Despite threats of lawsuits from operators of sober-living homes, Newport Beach late Tuesday enacted some of the state's tightest restrictions on the facilities.
The unanimous City Council vote, which came after nearly two hours of public comment and discussion, was only a prelude to what is expected to be a drawn-out court battle over the homes, which by the city's count number 76, although critics say there are many more.
And the legal challenges aren't coming only from the operators: Hours before the ordinance was passed, a citizens group filed a $250-million lawsuit against Newport Beach, the City Council and 11 companies that provide sober-living homes, alleging that they have not done enough to stop the proliferation of the facilities.
The dispute probably will serve as a test case for cities throughout the state, many of which have been frustrated by federal and state limits on their ability to regulate group homes.
Residents of coastal communities say they struggle with the number of homes because operators can charge a premium to recovering addicts who want to be near the beach.
According to the lawsuit filed by Concerned Citizens of Newport Beach, the group that had pushed for the ordinance, the city violated residents' due process by failing to "enact effective regulations to address" the negative effects of too many sober-living homes in their neighborhoods.
According to the 41-page suit, those problems include smoking in public, loitering, increased traffic and parking shortages.
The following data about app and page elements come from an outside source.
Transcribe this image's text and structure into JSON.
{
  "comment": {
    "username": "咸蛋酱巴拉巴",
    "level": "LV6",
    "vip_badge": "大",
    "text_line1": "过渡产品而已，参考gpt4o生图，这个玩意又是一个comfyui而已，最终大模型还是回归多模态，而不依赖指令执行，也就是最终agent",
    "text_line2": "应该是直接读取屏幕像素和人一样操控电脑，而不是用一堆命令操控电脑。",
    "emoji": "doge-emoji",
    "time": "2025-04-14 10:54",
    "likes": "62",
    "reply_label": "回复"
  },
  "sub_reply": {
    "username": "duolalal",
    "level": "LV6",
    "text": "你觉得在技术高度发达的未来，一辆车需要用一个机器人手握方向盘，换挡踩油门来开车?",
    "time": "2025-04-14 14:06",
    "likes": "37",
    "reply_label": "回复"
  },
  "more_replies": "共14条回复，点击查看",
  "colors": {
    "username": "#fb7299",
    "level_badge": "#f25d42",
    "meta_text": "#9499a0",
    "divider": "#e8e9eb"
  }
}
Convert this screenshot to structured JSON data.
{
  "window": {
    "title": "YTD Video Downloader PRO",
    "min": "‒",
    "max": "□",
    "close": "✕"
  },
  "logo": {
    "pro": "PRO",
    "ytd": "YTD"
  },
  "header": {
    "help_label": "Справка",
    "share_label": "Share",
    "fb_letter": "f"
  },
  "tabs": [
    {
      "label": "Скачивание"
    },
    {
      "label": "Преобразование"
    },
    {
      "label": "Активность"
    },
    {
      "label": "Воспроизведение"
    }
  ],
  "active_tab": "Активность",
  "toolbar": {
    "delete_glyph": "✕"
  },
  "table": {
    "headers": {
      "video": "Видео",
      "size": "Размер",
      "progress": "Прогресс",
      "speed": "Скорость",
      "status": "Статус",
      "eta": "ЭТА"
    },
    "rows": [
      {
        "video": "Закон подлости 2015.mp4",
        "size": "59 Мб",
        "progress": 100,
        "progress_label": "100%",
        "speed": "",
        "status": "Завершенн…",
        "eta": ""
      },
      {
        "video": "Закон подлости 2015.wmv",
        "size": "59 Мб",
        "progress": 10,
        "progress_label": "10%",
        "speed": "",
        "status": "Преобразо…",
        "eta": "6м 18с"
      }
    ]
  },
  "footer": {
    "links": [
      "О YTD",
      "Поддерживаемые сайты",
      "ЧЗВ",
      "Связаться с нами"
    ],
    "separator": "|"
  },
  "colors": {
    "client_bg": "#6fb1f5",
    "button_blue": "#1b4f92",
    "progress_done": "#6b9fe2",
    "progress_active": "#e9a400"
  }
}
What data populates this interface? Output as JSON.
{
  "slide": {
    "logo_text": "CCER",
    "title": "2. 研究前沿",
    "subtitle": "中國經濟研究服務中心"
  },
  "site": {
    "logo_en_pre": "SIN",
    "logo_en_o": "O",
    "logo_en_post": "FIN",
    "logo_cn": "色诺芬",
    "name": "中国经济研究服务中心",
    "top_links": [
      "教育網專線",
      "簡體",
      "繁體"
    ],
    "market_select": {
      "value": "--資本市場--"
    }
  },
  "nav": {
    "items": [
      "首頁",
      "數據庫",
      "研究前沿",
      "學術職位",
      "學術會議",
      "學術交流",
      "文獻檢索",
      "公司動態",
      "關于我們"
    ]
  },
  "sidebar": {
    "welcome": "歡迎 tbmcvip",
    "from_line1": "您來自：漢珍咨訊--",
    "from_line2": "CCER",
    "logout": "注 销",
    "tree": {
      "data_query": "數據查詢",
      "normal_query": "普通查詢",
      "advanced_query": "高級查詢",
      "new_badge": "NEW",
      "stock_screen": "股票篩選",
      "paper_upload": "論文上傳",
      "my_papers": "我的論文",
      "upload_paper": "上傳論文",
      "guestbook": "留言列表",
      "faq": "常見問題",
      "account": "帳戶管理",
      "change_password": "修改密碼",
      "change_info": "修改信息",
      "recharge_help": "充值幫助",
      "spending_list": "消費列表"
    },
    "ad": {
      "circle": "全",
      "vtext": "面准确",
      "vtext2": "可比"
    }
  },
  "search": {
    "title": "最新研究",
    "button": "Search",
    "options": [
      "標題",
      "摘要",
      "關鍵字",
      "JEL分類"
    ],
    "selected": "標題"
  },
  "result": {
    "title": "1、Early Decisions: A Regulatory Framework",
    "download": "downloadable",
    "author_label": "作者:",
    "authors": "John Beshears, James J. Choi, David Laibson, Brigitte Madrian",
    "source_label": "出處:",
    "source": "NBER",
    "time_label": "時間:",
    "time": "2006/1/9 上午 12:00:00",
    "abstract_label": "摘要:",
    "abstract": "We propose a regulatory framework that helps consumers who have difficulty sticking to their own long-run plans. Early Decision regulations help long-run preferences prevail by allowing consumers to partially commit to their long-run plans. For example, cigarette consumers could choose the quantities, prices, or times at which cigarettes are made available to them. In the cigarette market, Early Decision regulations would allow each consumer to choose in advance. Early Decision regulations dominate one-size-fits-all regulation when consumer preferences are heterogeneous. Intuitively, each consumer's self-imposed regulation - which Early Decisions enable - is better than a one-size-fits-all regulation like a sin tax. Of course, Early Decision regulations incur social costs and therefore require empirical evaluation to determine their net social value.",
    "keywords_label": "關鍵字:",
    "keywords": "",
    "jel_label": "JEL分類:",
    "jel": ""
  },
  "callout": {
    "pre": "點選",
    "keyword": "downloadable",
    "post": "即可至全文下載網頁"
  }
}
The suit also contends that sober-living facility operators engaged in unfair business practices by circumventing state licensing laws and that their facilities have caused a public nuisance.
Concerned Citizens has spent more than $150,000 in legal fees in pushing for an ordinance that would have more teeth than the one the council passed, said Denys Oberman, one of the group's leaders.
Newport's largest sober-living housing provider, Sober Living by the Sea -- which under the ordinance would have to apply for city permits to continue operating dozens of its homes -- also plans to sue the city.
The firm alleges that the ordinance is illegal and discriminatory, said John Peloquin, a vice president of CRC Health Group, Sober Living by the Sea's parent company.
"From where I'm sitting, I've got a city that's trying to put us out of business, plain and simple," Peloquin said.
Recovering substance abusers are considered disabled under fair employment and housing laws, according to the California Department of Alcohol and Drug Programs.
Jim Markman, a private attorney hired by Newport Beach to craft and implement the group home ordinance, said he was disappointed that the city would be mired in lawsuits as it tried to move forward with the new regulations.
The ordinance, he said, went as far as it could without blatantly violating laws that protect groups such as recovering substance abusers from discrimination.
"This whole thing is about balancing the rights of handicapped people under fair housing laws with the rights of people to have the residential character of their neighborhoods maintained," Markman said.
In comments before the vote, Michael Henn, the Newport Beach councilman whose Balboa Peninsula district contains the bulk most of the city's recovery homes, called the ordinance a "very substantive attack on this issue."
The ordinance takes effect Feb. 21 and gives group home operators 90 days to apply for permits to continue operating. The city will hire independent hearing officers, who will start reviewing the applications this summer.